The Wick Caravan & Camping Park is located by the River Wick. Other nearby campsites include John O'Groats (16.5 miles), Dunnet Bay (18.5 miles) and Thurso Bay (21 miles).

How to get to Wick

  • By car: follow the A9 and A99 north from Inverness. The journey is around 2.5 hours.
  • By train: the Far North Railway Line from Inverness to Wick is around 4.5 hours and a picturesque journey through Sutherland (including Lairg, Golspie, Dunrobin Castle and Helmsdale) and the Flow Country (including Forsinard and Altnabreac) and Thurso, Caithness. Plan your journey
  • By bus: the X99 coach from Inverness to Wick is around 3 hours. See the Stagecoach timetable
  • By plane: Wick John O'Groats Airport flies to Edinburgh and Aberdeen daily. Inverness Airport destinations including Scottish cities and Islands as well as London, the UK and Amsterdam, Netherlands.

Where to go next

  • North: to John O'Groats and onwards to the Orkney Islands.
  • South: via the fishing village of Lybster, Dunrobin Castle and to Inverness, the major city in the Scottish Highlands.

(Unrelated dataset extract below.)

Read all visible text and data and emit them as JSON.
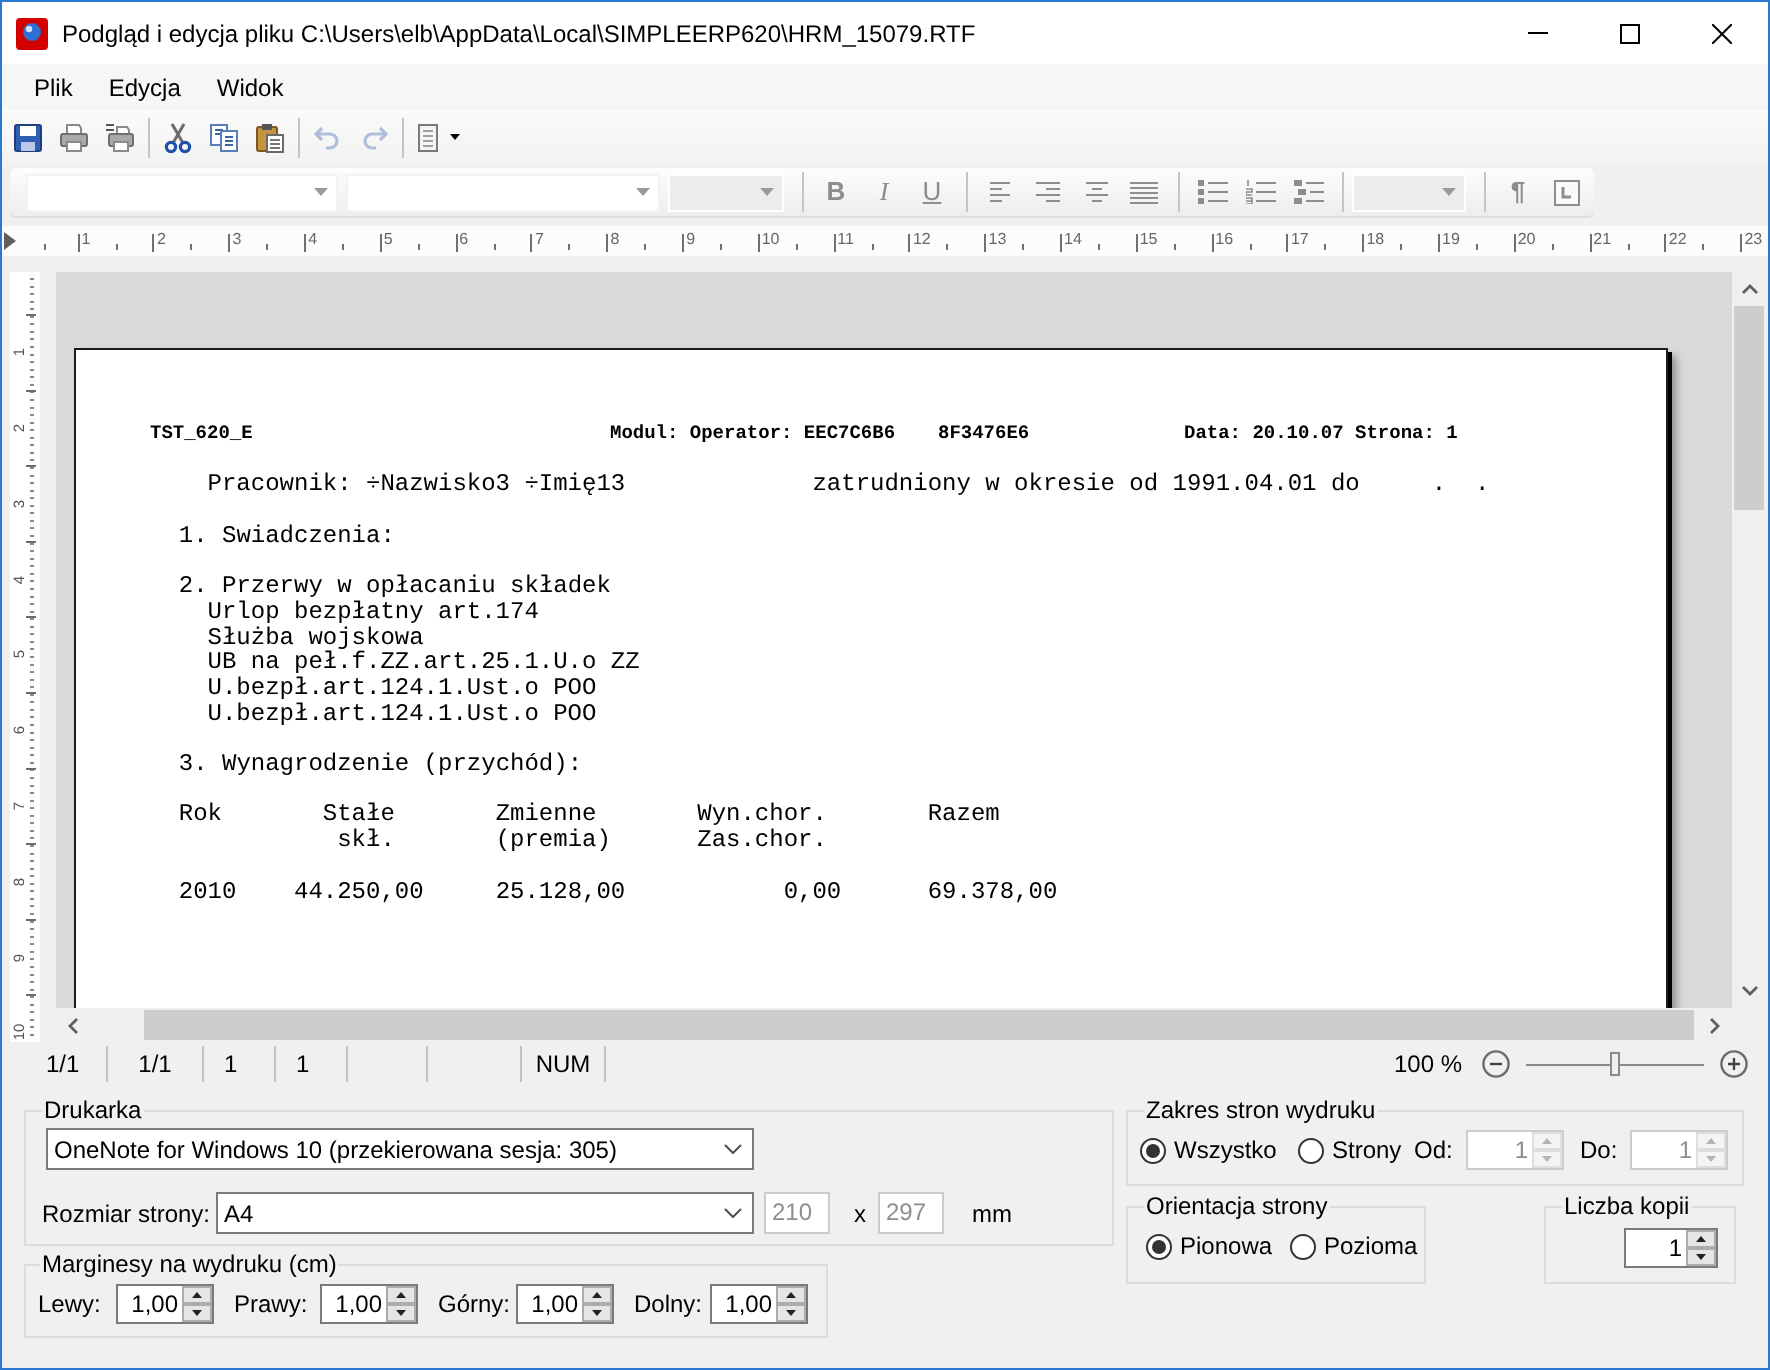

Wick to John O'Groats
Journey by car along the Caithness coastline towards John O'Groats, the most north-easterly point in the UK. The journey takes around 25 minutes and passes turnings for:

Wick-John O'Groats Airport (00:30), Reiss Sands (01:20), Lyth Arts Centre (02:29), Keiss Beach and the ruins of Keiss Castle (02:51), Caithness Broch Centre (03:50) the Puffin Croft Petting Farm and Duncansby Head (06:17) before finally reaching John O'Groats Harbour (06:37), where John O'Groats Ferries and the self-catering apartments, Together Travel, John O'Groats are located.

Wick to Lybster
A late afternoon coastal drive south from Wick to Lybster, a small Caithness fishing harbour known for its fresh crab sandwiches at the Waterlines Museum.


To Camster Cairns
The Camster Cairns are around 20 minutes' drive from Wick. Here is the final part of the journey following single track road south from Watten, with sheep grazing at the roadside in a mellow evening light.

How to get to Reiss Sands and Sinclair Bay
Reiss Sands is around 10 minutes' car journey from Wick, if you proceed north along the A99 from the town centre towards Reiss.

Pass the turning for Ackergill and take the right turn for Wick Golf Course, Reiss Sands and Reiss Lodge. The single track road takes you by Wick Golf Course before arriving at the free car park for Reiss Sands. The car park can accommodate around 10-15 vehicles.


Further resources
For further explorations around the north coast of the Scottish Highlands, see our complete guides to Dunnet and John O'Groats.